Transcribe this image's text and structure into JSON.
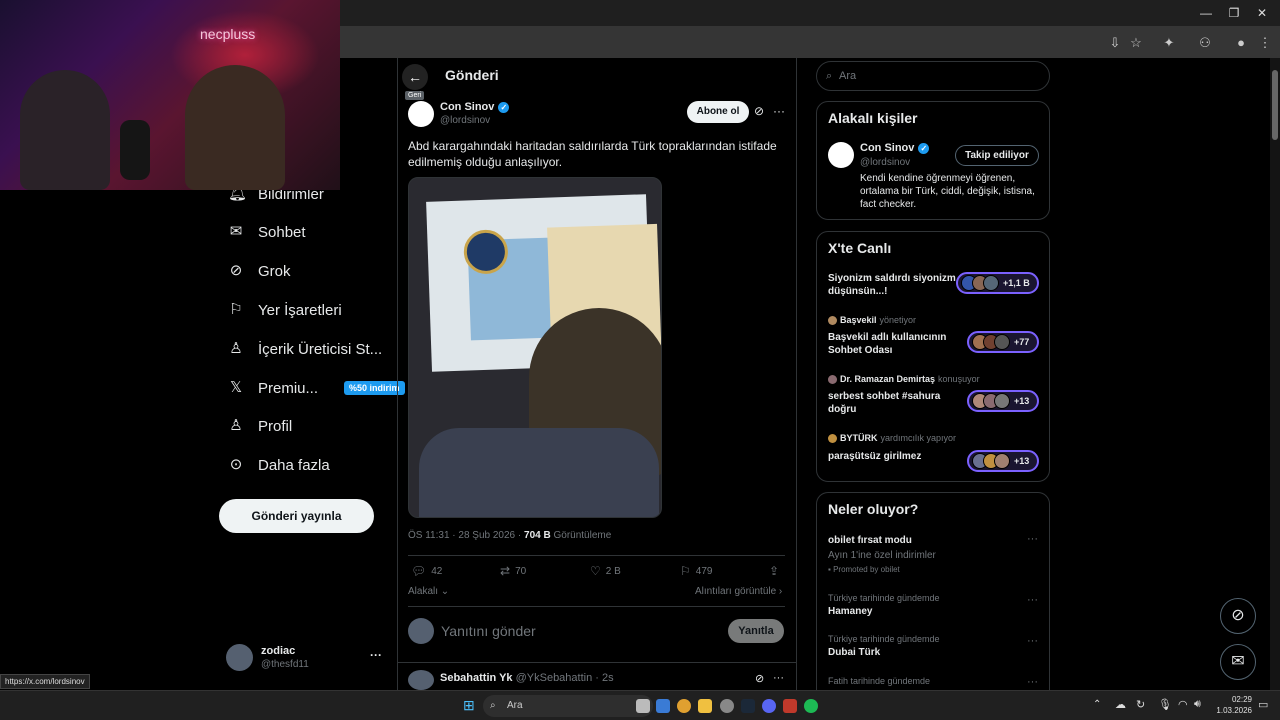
{
  "webcam": {
    "brand": "necpluss"
  },
  "nav": {
    "items": [
      {
        "label": "Bildirimler",
        "icon": "bell-icon"
      },
      {
        "label": "Sohbet",
        "icon": "mail-icon"
      },
      {
        "label": "Grok",
        "icon": "grok-icon"
      },
      {
        "label": "Yer İşaretleri",
        "icon": "bookmark-icon"
      },
      {
        "label": "İçerik Üreticisi St...",
        "icon": "creator-studio-icon"
      },
      {
        "label": "Premiu...",
        "icon": "x-logo-icon",
        "badge": "%50 indirim"
      },
      {
        "label": "Profil",
        "icon": "profile-icon"
      },
      {
        "label": "Daha fazla",
        "icon": "more-circle-icon"
      }
    ],
    "post_button": "Gönderi yayınla",
    "user": {
      "name": "zodiac",
      "handle": "@thesfd11",
      "more": "···"
    }
  },
  "post": {
    "header": "Gönderi",
    "back_tooltip": "Geri",
    "author": {
      "name": "Con Sinov",
      "handle": "@lordsinov"
    },
    "subscribe": "Abone ol",
    "text": "Abd karargahındaki haritadan saldırılarda Türk topraklarından istifade edilmemiş olduğu anlaşılıyor.",
    "time": "ÖS 11:31 · 28 Şub 2026 · ",
    "views": "704 B",
    "views_label": " Görüntüleme",
    "stats": {
      "replies": "42",
      "reposts": "70",
      "likes": "2 B",
      "bookmarks": "479"
    },
    "relevant": "Alakalı",
    "quotes": "Alıntıları görüntüle ›",
    "reply_placeholder": "Yanıtını gönder",
    "reply_button": "Yanıtla",
    "next_reply": {
      "name": "Sebahattin Yk",
      "handle": "@YkSebahattin · 2s"
    }
  },
  "sidebar": {
    "search_placeholder": "Ara",
    "relevant_title": "Alakalı kişiler",
    "person": {
      "name": "Con Sinov",
      "handle": "@lordsinov",
      "button": "Takip ediliyor",
      "bio": "Kendi kendine öğrenmeyi öğrenen, ortalama bir Türk, ciddi, değişik, istisna, fact checker."
    },
    "live_title": "X'te Canlı",
    "live": [
      {
        "host": "",
        "role": "",
        "title": "Siyonizm saldırdı siyonizm düşünsün...!",
        "count": "+1,1 B"
      },
      {
        "host": "Başvekil",
        "role": "yönetiyor",
        "title": "Başvekil adlı kullanıcının Sohbet Odası",
        "count": "+77"
      },
      {
        "host": "Dr. Ramazan Demirtaş",
        "role": "konuşuyor",
        "title": "serbest sohbet #sahura doğru",
        "count": "+13"
      },
      {
        "host": "BYTÜRK",
        "role": "yardımcılık yapıyor",
        "title": "paraşütsüz girilmez",
        "count": "+13"
      }
    ],
    "trends_title": "Neler oluyor?",
    "trends": [
      {
        "label": "",
        "name": "obilet fırsat modu",
        "desc": "Ayın 1'ine özel indirimler",
        "promo": "Promoted by obilet"
      },
      {
        "label": "Türkiye tarihinde gündemde",
        "name": "Hamaney"
      },
      {
        "label": "Türkiye tarihinde gündemde",
        "name": "Dubai Türk"
      },
      {
        "label": "Fatih tarihinde gündemde",
        "name": ""
      }
    ]
  },
  "status_url": "https://x.com/lordsinov",
  "taskbar": {
    "search": "Ara",
    "time": "02:29",
    "date": "1.03.2026"
  }
}
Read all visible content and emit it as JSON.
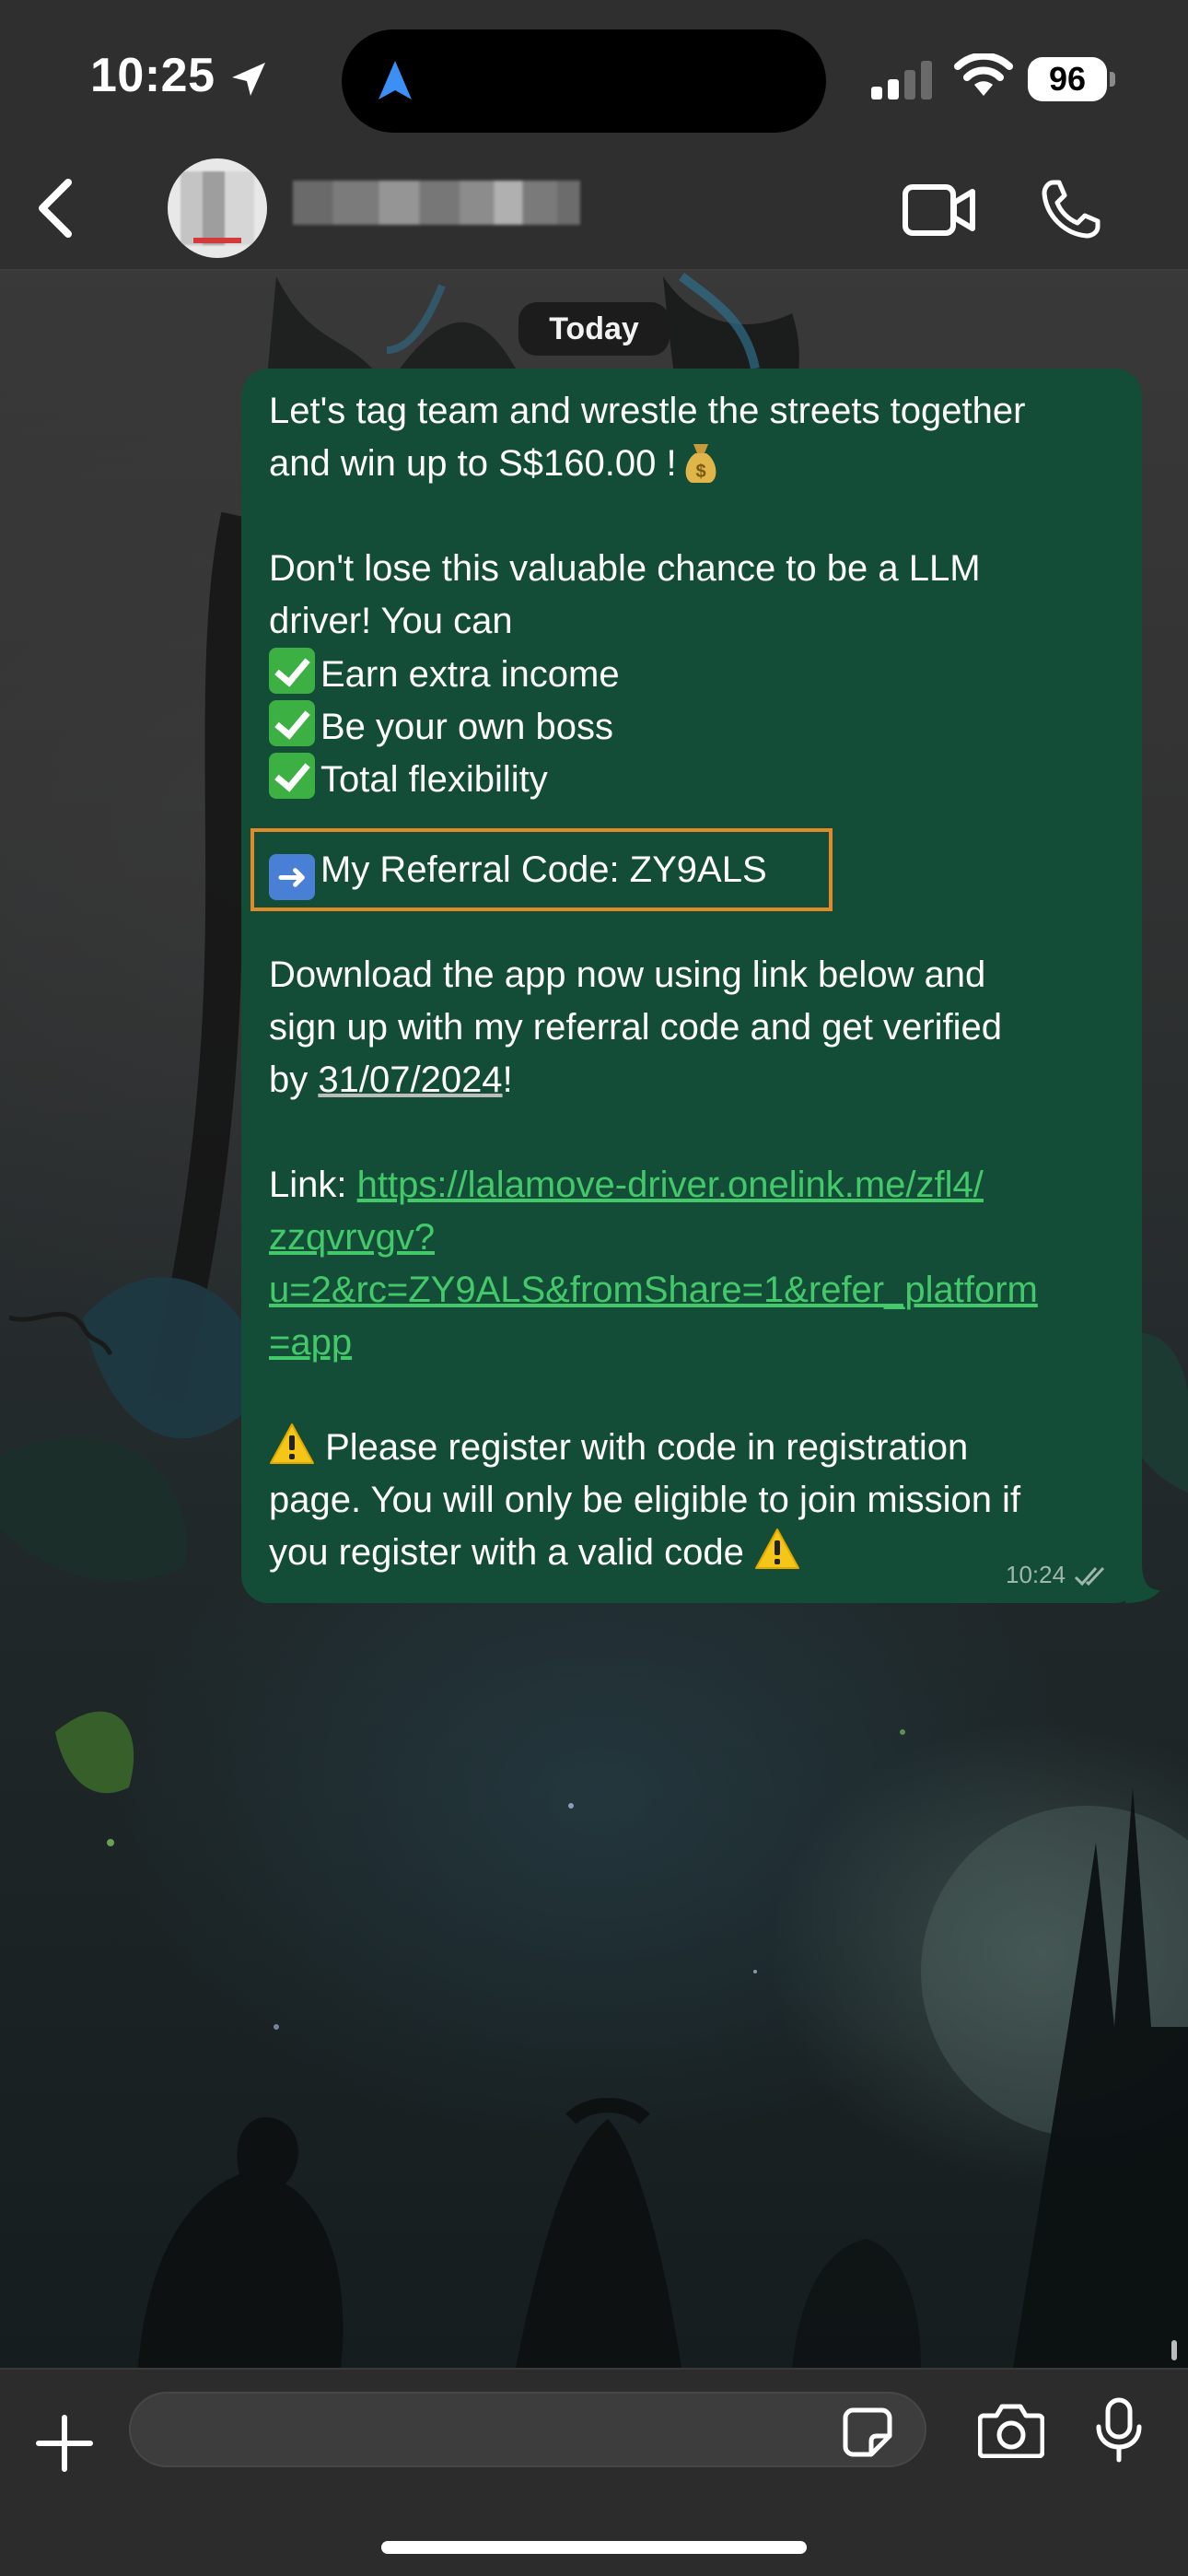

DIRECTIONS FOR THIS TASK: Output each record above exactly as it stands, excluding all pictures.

RESPONSE TO THE TASK:
Transcribe this image's text and structure into JSON.
{
  "webcam": {
    "brand": "necpluss"
  },
  "nav": {
    "items": [
      {
        "label": "Bildirimler",
        "icon": "bell-icon"
      },
      {
        "label": "Sohbet",
        "icon": "mail-icon"
      },
      {
        "label": "Grok",
        "icon": "grok-icon"
      },
      {
        "label": "Yer İşaretleri",
        "icon": "bookmark-icon"
      },
      {
        "label": "İçerik Üreticisi St...",
        "icon": "creator-studio-icon"
      },
      {
        "label": "Premiu...",
        "icon": "x-logo-icon",
        "badge": "%50 indirim"
      },
      {
        "label": "Profil",
        "icon": "profile-icon"
      },
      {
        "label": "Daha fazla",
        "icon": "more-circle-icon"
      }
    ],
    "post_button": "Gönderi yayınla",
    "user": {
      "name": "zodiac",
      "handle": "@thesfd11",
      "more": "···"
    }
  },
  "post": {
    "header": "Gönderi",
    "back_tooltip": "Geri",
    "author": {
      "name": "Con Sinov",
      "handle": "@lordsinov"
    },
    "subscribe": "Abone ol",
    "text": "Abd karargahındaki haritadan saldırılarda Türk topraklarından istifade edilmemiş olduğu anlaşılıyor.",
    "time": "ÖS 11:31 · 28 Şub 2026 · ",
    "views": "704 B",
    "views_label": " Görüntüleme",
    "stats": {
      "replies": "42",
      "reposts": "70",
      "likes": "2 B",
      "bookmarks": "479"
    },
    "relevant": "Alakalı",
    "quotes": "Alıntıları görüntüle ›",
    "reply_placeholder": "Yanıtını gönder",
    "reply_button": "Yanıtla",
    "next_reply": {
      "name": "Sebahattin Yk",
      "handle": "@YkSebahattin · 2s"
    }
  },
  "sidebar": {
    "search_placeholder": "Ara",
    "relevant_title": "Alakalı kişiler",
    "person": {
      "name": "Con Sinov",
      "handle": "@lordsinov",
      "button": "Takip ediliyor",
      "bio": "Kendi kendine öğrenmeyi öğrenen, ortalama bir Türk, ciddi, değişik, istisna, fact checker."
    },
    "live_title": "X'te Canlı",
    "live": [
      {
        "host": "",
        "role": "",
        "title": "Siyonizm saldırdı siyonizm düşünsün...!",
        "count": "+1,1 B"
      },
      {
        "host": "Başvekil",
        "role": "yönetiyor",
        "title": "Başvekil adlı kullanıcının Sohbet Odası",
        "count": "+77"
      },
      {
        "host": "Dr. Ramazan Demirtaş",
        "role": "konuşuyor",
        "title": "serbest sohbet #sahura doğru",
        "count": "+13"
      },
      {
        "host": "BYTÜRK",
        "role": "yardımcılık yapıyor",
        "title": "paraşütsüz girilmez",
        "count": "+13"
      }
    ],
    "trends_title": "Neler oluyor?",
    "trends": [
      {
        "label": "",
        "name": "obilet fırsat modu",
        "desc": "Ayın 1'ine özel indirimler",
        "promo": "Promoted by obilet"
      },
      {
        "label": "Türkiye tarihinde gündemde",
        "name": "Hamaney"
      },
      {
        "label": "Türkiye tarihinde gündemde",
        "name": "Dubai Türk"
      },
      {
        "label": "Fatih tarihinde gündemde",
        "name": ""
      }
    ]
  },
  "status_url": "https://x.com/lordsinov",
  "taskbar": {
    "search": "Ara",
    "time": "02:29",
    "date": "1.03.2026"
  }
}
Read all visible content and emit it as JSON.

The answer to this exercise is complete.